January 1, 2002, 03:22 AM
Scary thing is that I work in this business and don't know squat!

Burst is what I thought you were referring to when you said select fire. Again, sorry!

And, now that we're on the same page. There's another guy at subguns.com that has two (SEF) housings. Thought I saw something about 125 bucks. May want to take a look.


January 1, 2002, 11:48 AM
I saw those. He emailed me photos. They looked good. But they have no internals. I want to buy a sear-ready (with modified trigger pack) navy style housing with SEF controls.

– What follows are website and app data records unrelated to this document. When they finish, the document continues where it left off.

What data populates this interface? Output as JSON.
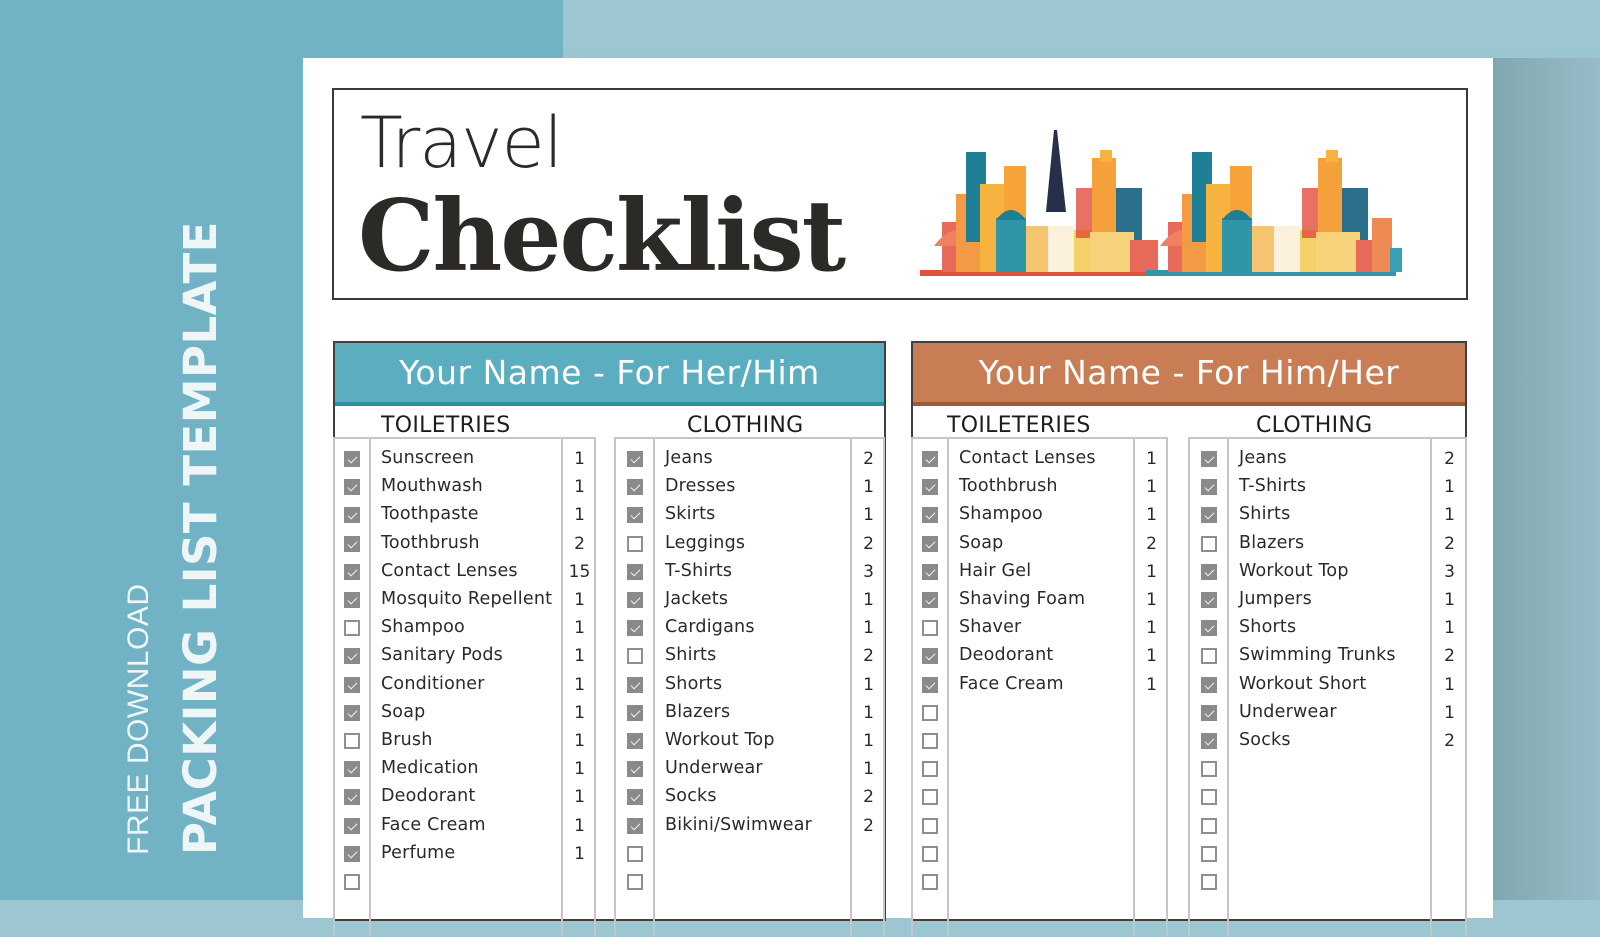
{
  "promo": {
    "small_text": "FREE DOWNLOAD",
    "big_text": "PACKING LIST TEMPLATE"
  },
  "header": {
    "title_line1": "Travel",
    "title_line2": "Checklist",
    "illustration": "city-skyline-illustration"
  },
  "colors": {
    "left_accent": "#5aaebf",
    "right_accent": "#c97d54",
    "checked_box": "#8a8a8a",
    "background_left": "#71b3c4",
    "background_right": "#9dc6d3"
  },
  "panels": [
    {
      "title": "Your Name - For Her/Him",
      "sections": [
        {
          "heading": "TOILETRIES",
          "items": [
            {
              "label": "Sunscreen",
              "qty": "1",
              "checked": true
            },
            {
              "label": "Mouthwash",
              "qty": "1",
              "checked": true
            },
            {
              "label": "Toothpaste",
              "qty": "1",
              "checked": true
            },
            {
              "label": "Toothbrush",
              "qty": "2",
              "checked": true
            },
            {
              "label": "Contact Lenses",
              "qty": "15",
              "checked": true
            },
            {
              "label": "Mosquito Repellent",
              "qty": "1",
              "checked": true
            },
            {
              "label": "Shampoo",
              "qty": "1",
              "checked": false
            },
            {
              "label": "Sanitary Pods",
              "qty": "1",
              "checked": true
            },
            {
              "label": "Conditioner",
              "qty": "1",
              "checked": true
            },
            {
              "label": "Soap",
              "qty": "1",
              "checked": true
            },
            {
              "label": "Brush",
              "qty": "1",
              "checked": false
            },
            {
              "label": "Medication",
              "qty": "1",
              "checked": true
            },
            {
              "label": "Deodorant",
              "qty": "1",
              "checked": true
            },
            {
              "label": "Face Cream",
              "qty": "1",
              "checked": true
            },
            {
              "label": "Perfume",
              "qty": "1",
              "checked": true
            },
            {
              "label": "",
              "qty": "",
              "checked": false
            }
          ]
        },
        {
          "heading": "CLOTHING",
          "items": [
            {
              "label": "Jeans",
              "qty": "2",
              "checked": true
            },
            {
              "label": "Dresses",
              "qty": "1",
              "checked": true
            },
            {
              "label": "Skirts",
              "qty": "1",
              "checked": true
            },
            {
              "label": "Leggings",
              "qty": "2",
              "checked": false
            },
            {
              "label": "T-Shirts",
              "qty": "3",
              "checked": true
            },
            {
              "label": "Jackets",
              "qty": "1",
              "checked": true
            },
            {
              "label": "Cardigans",
              "qty": "1",
              "checked": true
            },
            {
              "label": "Shirts",
              "qty": "2",
              "checked": false
            },
            {
              "label": "Shorts",
              "qty": "1",
              "checked": true
            },
            {
              "label": "Blazers",
              "qty": "1",
              "checked": true
            },
            {
              "label": "Workout Top",
              "qty": "1",
              "checked": true
            },
            {
              "label": "Underwear",
              "qty": "1",
              "checked": true
            },
            {
              "label": "Socks",
              "qty": "2",
              "checked": true
            },
            {
              "label": "Bikini/Swimwear",
              "qty": "2",
              "checked": true
            },
            {
              "label": "",
              "qty": "",
              "checked": false
            },
            {
              "label": "",
              "qty": "",
              "checked": false
            }
          ]
        }
      ]
    },
    {
      "title": "Your Name - For Him/Her",
      "sections": [
        {
          "heading": "TOILETERIES",
          "items": [
            {
              "label": "Contact Lenses",
              "qty": "1",
              "checked": true
            },
            {
              "label": "Toothbrush",
              "qty": "1",
              "checked": true
            },
            {
              "label": "Shampoo",
              "qty": "1",
              "checked": true
            },
            {
              "label": "Soap",
              "qty": "2",
              "checked": true
            },
            {
              "label": "Hair Gel",
              "qty": "1",
              "checked": true
            },
            {
              "label": "Shaving Foam",
              "qty": "1",
              "checked": true
            },
            {
              "label": "Shaver",
              "qty": "1",
              "checked": false
            },
            {
              "label": "Deodorant",
              "qty": "1",
              "checked": true
            },
            {
              "label": "Face Cream",
              "qty": "1",
              "checked": true
            },
            {
              "label": "",
              "qty": "",
              "checked": false
            },
            {
              "label": "",
              "qty": "",
              "checked": false
            },
            {
              "label": "",
              "qty": "",
              "checked": false
            },
            {
              "label": "",
              "qty": "",
              "checked": false
            },
            {
              "label": "",
              "qty": "",
              "checked": false
            },
            {
              "label": "",
              "qty": "",
              "checked": false
            },
            {
              "label": "",
              "qty": "",
              "checked": false
            }
          ]
        },
        {
          "heading": "CLOTHING",
          "items": [
            {
              "label": "Jeans",
              "qty": "2",
              "checked": true
            },
            {
              "label": "T-Shirts",
              "qty": "1",
              "checked": true
            },
            {
              "label": "Shirts",
              "qty": "1",
              "checked": true
            },
            {
              "label": "Blazers",
              "qty": "2",
              "checked": false
            },
            {
              "label": "Workout Top",
              "qty": "3",
              "checked": true
            },
            {
              "label": "Jumpers",
              "qty": "1",
              "checked": true
            },
            {
              "label": "Shorts",
              "qty": "1",
              "checked": true
            },
            {
              "label": "Swimming Trunks",
              "qty": "2",
              "checked": false
            },
            {
              "label": "Workout Short",
              "qty": "1",
              "checked": true
            },
            {
              "label": "Underwear",
              "qty": "1",
              "checked": true
            },
            {
              "label": "Socks",
              "qty": "2",
              "checked": true
            },
            {
              "label": "",
              "qty": "",
              "checked": false
            },
            {
              "label": "",
              "qty": "",
              "checked": false
            },
            {
              "label": "",
              "qty": "",
              "checked": false
            },
            {
              "label": "",
              "qty": "",
              "checked": false
            },
            {
              "label": "",
              "qty": "",
              "checked": false
            }
          ]
        }
      ]
    }
  ]
}
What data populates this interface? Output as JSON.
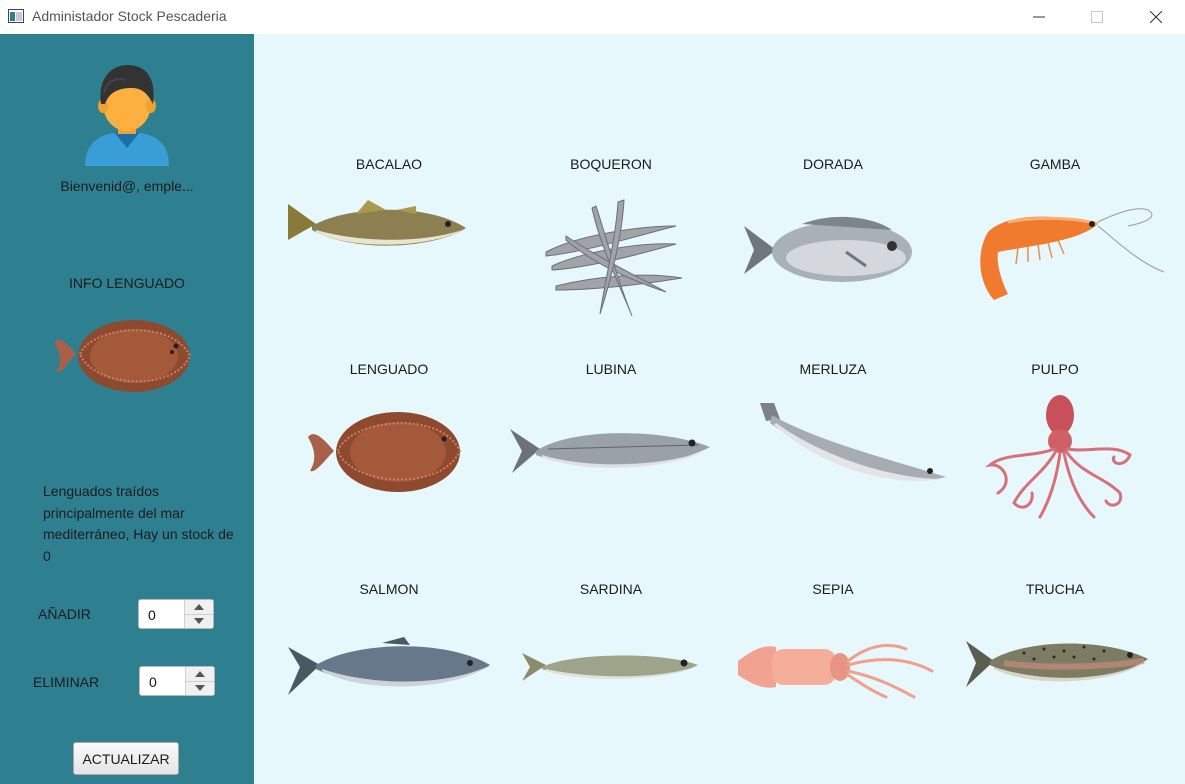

I want it for the SP89. But I am hesitent to post for this because Special Weapons is making ones in the US with very low prices (I think $28 for the housing alone, and $250 for the entire deal with guts). I am waiting until I can determine if I want the US made one or if I must have a German one. I think I need to wait until I see them at the Shot Show.

January 1, 2002, 12:21 PM
I saw those. He emailed me photos. They looked good. But they have no internals. I want to buy a sear-ready (with modified trigger pack) navy style housing with SEF controls. I want it for the SP89. But I am hesitent to post for this because Special Weapons is making ones in the US with very low prices (I think $28 for the housing alone, and $250 for the entire deal with guts). I am waiting until I can determine if I want the US made one or if I must have a German one. I think I need to wait until I see them at the Shot Show.

January 1, 2002, 05:09 PM
Guess you'll see the fireworks at the HK booth at Shot Show too. They're cutting off all but ten HK LE dealers and forming a cartel. Each LE dealer will have an exclusive territory and will determine the prices for its own region. Expect large price increases and restrained supply! Yesterday, December 31, was the last day older LE dealers could place orders for LE product and parts. We're one of the largest HK dealers in the country and invested heavily in LE last year. We lost the LE portion of the business, including all the work in opening door for HK in the local LE market. And post samples that won't make us money either. We're having a little chat with them of our own and may end up dumping them all together. Good product, but their management and support sucks!


January 1, 2002, 05:15 PM
Maybe you will know. I am trying to determine which groups I want to buy for an SP-89, HK-94, and HK-93. If you told me that 99% of the new HKs sold had Navy lowers, I would want that. If you said, "Well, it is about 60% of the other plastic style and 40% Navy" then I would get the older style because it is cheaper and easier to work on because it is non-ambidexterous. I look at that Elian-raid photo and that was the older style. So, what is the split between groups that are currently sold to LE?